EXERCISE AIM - Go through the records below and copy out every line holding "ENERCALC".

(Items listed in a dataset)
··········
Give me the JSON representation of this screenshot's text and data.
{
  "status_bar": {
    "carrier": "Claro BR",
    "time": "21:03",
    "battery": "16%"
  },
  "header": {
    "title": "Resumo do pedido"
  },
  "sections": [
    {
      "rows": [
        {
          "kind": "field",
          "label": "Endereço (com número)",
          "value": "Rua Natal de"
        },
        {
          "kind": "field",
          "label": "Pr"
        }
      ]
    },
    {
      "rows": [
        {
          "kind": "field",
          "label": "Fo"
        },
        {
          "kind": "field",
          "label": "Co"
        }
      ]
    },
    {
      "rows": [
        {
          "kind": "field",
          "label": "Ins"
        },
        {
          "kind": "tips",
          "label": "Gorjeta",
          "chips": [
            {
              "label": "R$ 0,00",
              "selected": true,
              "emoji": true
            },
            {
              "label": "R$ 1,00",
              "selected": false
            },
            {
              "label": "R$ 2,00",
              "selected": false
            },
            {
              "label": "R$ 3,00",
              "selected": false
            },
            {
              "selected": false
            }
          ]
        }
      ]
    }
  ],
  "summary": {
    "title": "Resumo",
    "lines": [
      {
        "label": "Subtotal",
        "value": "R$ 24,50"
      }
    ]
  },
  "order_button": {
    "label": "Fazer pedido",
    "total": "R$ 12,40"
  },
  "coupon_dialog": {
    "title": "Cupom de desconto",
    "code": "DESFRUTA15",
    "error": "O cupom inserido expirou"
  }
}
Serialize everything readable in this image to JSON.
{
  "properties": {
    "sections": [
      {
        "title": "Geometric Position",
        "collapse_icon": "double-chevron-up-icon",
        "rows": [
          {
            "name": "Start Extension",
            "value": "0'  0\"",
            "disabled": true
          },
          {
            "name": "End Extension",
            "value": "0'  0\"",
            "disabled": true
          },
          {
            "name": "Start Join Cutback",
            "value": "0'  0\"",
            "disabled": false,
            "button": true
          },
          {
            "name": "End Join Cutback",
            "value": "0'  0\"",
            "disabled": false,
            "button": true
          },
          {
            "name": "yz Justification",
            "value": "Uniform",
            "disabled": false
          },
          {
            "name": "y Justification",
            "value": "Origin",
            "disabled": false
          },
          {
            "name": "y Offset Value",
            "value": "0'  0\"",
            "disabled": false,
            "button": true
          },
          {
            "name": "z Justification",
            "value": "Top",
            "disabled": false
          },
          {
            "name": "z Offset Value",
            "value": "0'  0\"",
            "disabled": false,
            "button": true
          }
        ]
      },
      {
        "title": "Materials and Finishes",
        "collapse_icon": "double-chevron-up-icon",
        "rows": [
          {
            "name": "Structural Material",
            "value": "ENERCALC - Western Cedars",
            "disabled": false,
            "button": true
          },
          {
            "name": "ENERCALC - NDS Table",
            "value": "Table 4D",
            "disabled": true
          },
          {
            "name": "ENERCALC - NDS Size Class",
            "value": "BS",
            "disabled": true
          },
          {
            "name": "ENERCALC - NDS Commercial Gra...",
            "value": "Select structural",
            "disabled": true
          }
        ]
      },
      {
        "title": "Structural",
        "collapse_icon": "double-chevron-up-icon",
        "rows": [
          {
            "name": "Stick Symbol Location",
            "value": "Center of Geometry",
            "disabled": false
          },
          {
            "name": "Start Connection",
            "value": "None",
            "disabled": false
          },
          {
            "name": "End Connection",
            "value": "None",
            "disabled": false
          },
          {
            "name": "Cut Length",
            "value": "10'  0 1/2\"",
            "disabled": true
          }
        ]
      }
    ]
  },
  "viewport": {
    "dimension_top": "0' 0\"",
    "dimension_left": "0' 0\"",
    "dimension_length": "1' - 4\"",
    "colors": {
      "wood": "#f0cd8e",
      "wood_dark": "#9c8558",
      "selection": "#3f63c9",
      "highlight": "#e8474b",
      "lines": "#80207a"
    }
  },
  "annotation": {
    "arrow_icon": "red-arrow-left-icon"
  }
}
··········
REPLY -
            "value": "ENERCALC - Western Cedars",
            "name": "ENERCALC - NDS Table",
            "name": "ENERCALC - NDS Size Class",
            "name": "ENERCALC - NDS Commercial Gra...",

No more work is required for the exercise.